(Beginning of RECORDS PROVIDED)

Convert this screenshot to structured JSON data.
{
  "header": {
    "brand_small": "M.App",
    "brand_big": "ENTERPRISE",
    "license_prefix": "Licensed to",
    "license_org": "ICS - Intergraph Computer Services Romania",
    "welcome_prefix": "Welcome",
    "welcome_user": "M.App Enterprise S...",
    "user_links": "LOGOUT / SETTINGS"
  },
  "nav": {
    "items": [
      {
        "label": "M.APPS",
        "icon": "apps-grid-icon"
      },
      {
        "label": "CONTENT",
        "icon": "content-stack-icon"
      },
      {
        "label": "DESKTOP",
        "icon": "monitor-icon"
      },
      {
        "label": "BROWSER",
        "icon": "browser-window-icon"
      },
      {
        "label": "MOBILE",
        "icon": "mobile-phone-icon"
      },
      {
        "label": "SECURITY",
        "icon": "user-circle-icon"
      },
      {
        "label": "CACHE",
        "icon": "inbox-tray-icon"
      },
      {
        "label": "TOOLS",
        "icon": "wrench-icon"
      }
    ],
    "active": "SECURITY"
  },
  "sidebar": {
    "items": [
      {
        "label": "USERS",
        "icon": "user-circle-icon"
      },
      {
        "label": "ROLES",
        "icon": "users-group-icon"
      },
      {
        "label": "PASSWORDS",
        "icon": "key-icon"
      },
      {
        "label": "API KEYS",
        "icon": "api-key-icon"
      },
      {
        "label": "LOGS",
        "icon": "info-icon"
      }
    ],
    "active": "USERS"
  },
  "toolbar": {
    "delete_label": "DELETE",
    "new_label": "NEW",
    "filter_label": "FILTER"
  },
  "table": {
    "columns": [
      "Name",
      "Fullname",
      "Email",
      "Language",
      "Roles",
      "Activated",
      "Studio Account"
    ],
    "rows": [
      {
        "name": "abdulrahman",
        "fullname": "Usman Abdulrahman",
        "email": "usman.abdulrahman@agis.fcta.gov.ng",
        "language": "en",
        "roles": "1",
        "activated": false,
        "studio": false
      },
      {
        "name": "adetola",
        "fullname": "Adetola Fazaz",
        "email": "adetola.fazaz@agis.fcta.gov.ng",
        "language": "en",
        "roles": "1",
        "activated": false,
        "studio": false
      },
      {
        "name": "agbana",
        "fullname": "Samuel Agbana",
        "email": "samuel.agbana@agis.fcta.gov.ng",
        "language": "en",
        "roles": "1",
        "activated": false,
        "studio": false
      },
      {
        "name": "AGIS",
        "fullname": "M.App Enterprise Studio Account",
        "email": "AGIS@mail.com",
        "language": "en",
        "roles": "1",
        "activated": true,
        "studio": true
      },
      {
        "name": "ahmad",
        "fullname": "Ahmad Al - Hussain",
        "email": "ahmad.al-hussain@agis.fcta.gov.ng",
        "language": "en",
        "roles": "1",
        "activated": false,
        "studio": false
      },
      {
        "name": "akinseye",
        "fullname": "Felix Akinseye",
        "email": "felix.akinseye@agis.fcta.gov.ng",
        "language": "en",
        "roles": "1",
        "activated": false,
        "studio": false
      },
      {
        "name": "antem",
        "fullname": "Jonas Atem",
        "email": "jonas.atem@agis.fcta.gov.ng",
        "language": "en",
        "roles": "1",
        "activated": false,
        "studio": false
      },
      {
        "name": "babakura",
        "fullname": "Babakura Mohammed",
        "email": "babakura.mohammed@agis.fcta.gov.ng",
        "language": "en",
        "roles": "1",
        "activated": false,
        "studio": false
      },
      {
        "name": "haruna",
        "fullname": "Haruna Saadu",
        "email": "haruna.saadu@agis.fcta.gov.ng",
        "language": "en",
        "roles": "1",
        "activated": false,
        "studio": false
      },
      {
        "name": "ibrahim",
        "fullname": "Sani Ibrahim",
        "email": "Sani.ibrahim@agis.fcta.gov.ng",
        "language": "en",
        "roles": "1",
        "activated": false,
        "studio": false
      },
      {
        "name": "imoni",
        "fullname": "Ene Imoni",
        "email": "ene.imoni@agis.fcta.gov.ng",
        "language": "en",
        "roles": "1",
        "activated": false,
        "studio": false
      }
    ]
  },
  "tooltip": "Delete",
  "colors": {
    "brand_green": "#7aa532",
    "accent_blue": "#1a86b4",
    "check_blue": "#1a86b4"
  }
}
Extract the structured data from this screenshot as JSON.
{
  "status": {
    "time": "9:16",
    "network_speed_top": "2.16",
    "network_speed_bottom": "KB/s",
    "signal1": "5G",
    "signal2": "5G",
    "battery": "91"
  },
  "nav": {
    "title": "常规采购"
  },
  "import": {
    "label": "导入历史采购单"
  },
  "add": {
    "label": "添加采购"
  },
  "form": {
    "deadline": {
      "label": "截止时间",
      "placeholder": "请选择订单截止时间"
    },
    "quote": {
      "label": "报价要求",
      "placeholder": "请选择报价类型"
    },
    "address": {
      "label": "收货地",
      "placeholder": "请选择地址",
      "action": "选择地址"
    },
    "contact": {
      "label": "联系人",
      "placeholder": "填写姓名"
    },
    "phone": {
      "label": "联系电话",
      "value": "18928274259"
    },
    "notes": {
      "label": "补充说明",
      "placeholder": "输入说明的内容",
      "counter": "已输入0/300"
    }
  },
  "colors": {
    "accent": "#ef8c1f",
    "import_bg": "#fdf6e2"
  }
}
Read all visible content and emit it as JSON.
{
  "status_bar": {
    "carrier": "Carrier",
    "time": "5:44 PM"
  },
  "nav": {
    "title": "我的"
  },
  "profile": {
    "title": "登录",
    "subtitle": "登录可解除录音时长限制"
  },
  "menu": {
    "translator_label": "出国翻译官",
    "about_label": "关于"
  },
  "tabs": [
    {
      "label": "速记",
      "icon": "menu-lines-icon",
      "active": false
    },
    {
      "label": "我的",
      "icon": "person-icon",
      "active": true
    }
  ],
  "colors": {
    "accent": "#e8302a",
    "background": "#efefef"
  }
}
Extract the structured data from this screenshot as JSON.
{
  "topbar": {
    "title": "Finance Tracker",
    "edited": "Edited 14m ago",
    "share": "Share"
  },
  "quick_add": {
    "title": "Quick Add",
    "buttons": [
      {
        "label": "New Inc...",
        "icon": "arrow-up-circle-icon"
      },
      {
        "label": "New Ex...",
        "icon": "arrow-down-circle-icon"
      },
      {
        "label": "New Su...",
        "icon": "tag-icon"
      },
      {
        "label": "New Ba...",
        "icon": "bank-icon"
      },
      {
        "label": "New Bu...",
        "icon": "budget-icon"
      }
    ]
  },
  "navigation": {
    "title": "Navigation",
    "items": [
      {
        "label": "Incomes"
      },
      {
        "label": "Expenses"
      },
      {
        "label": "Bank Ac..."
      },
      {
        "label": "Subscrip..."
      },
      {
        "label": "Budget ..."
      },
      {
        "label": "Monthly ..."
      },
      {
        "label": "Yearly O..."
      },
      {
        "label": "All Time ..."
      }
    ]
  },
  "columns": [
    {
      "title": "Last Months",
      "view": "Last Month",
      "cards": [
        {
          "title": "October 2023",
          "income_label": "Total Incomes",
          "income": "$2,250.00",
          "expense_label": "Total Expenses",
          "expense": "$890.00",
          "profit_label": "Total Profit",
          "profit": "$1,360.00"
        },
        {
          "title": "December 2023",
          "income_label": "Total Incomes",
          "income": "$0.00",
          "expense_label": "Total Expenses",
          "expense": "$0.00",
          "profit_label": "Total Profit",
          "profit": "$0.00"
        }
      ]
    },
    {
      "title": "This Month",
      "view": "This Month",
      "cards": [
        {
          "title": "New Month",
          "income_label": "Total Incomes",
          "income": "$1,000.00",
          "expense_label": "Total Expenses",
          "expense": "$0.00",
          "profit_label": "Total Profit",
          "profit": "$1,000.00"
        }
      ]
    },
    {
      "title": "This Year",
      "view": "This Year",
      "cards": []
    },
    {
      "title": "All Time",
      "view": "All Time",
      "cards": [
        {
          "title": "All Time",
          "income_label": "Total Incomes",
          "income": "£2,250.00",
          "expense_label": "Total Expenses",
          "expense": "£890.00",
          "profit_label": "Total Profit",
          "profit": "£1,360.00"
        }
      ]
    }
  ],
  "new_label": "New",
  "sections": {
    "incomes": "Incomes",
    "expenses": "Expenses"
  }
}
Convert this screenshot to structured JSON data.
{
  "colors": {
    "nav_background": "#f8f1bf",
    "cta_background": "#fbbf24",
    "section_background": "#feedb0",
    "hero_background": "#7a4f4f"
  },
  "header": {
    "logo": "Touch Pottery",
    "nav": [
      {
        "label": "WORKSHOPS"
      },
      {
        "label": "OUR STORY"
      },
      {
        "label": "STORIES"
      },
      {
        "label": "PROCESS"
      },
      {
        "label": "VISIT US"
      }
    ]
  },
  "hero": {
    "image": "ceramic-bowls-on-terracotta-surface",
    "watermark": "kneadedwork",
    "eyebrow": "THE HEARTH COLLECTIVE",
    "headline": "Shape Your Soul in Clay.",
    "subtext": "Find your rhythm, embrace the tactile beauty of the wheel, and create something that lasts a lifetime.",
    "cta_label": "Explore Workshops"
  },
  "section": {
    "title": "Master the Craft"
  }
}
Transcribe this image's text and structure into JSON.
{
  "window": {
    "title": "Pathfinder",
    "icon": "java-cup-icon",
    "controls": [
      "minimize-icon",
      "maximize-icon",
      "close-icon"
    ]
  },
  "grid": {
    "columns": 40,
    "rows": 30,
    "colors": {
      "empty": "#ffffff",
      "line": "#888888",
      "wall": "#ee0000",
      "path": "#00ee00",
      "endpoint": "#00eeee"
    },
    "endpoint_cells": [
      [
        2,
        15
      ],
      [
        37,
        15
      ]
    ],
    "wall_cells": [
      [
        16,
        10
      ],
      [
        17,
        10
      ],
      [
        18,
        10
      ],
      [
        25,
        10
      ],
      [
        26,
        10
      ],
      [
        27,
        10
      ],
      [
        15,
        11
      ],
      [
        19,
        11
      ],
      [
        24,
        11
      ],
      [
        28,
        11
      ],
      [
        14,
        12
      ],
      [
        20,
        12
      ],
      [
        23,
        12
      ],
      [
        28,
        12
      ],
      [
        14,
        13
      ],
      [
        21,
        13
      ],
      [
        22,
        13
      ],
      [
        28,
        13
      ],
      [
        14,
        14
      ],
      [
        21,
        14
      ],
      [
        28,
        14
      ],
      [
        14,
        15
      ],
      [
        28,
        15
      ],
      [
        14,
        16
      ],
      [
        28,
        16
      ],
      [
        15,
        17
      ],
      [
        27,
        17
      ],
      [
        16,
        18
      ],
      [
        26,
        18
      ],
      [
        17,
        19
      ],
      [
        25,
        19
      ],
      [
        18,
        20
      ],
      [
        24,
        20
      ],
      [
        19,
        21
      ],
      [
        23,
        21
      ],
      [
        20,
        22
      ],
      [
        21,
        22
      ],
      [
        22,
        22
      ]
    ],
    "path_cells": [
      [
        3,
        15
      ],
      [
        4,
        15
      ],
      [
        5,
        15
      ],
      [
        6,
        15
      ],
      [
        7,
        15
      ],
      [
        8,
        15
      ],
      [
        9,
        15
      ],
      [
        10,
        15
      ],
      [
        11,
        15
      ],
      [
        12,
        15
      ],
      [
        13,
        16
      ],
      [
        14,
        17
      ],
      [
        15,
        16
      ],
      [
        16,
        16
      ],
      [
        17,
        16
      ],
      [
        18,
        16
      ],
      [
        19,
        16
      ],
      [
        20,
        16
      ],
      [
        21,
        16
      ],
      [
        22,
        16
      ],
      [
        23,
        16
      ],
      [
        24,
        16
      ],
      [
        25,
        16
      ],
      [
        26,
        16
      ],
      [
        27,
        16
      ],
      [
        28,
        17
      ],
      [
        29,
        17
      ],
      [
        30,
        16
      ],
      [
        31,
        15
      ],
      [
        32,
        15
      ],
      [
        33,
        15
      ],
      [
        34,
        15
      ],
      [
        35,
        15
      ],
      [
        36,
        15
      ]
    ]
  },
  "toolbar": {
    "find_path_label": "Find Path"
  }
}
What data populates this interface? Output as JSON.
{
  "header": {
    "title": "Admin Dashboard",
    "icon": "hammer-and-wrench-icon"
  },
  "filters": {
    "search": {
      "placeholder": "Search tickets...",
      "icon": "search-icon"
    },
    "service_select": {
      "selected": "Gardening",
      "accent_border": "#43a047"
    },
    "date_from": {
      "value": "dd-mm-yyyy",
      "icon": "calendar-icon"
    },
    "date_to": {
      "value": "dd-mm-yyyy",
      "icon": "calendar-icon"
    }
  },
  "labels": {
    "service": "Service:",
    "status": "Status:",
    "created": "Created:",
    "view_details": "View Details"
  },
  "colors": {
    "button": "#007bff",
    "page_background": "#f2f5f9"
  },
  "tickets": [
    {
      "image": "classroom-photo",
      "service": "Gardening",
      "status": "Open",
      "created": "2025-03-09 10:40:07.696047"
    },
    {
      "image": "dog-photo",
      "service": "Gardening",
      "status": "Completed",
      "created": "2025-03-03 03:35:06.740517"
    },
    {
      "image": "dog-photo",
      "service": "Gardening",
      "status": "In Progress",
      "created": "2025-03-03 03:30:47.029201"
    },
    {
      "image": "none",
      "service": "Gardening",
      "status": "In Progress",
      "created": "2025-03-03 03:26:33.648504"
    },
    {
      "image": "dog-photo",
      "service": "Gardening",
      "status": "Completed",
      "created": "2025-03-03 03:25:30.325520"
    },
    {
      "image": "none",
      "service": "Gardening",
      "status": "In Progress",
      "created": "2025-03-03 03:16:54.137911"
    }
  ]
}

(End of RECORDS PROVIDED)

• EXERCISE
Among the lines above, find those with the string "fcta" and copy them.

• SOLUTION TO THIS EXERCISE
        "email": "usman.abdulrahman@agis.fcta.gov.ng",
        "email": "adetola.fazaz@agis.fcta.gov.ng",
        "email": "samuel.agbana@agis.fcta.gov.ng",
        "email": "ahmad.al-hussain@agis.fcta.gov.ng",
        "email": "felix.akinseye@agis.fcta.gov.ng",
        "email": "jonas.atem@agis.fcta.gov.ng",
        "email": "babakura.mohammed@agis.fcta.gov.ng",
        "email": "haruna.saadu@agis.fcta.gov.ng",
        "email": "Sani.ibrahim@agis.fcta.gov.ng",
        "email": "ene.imoni@agis.fcta.gov.ng",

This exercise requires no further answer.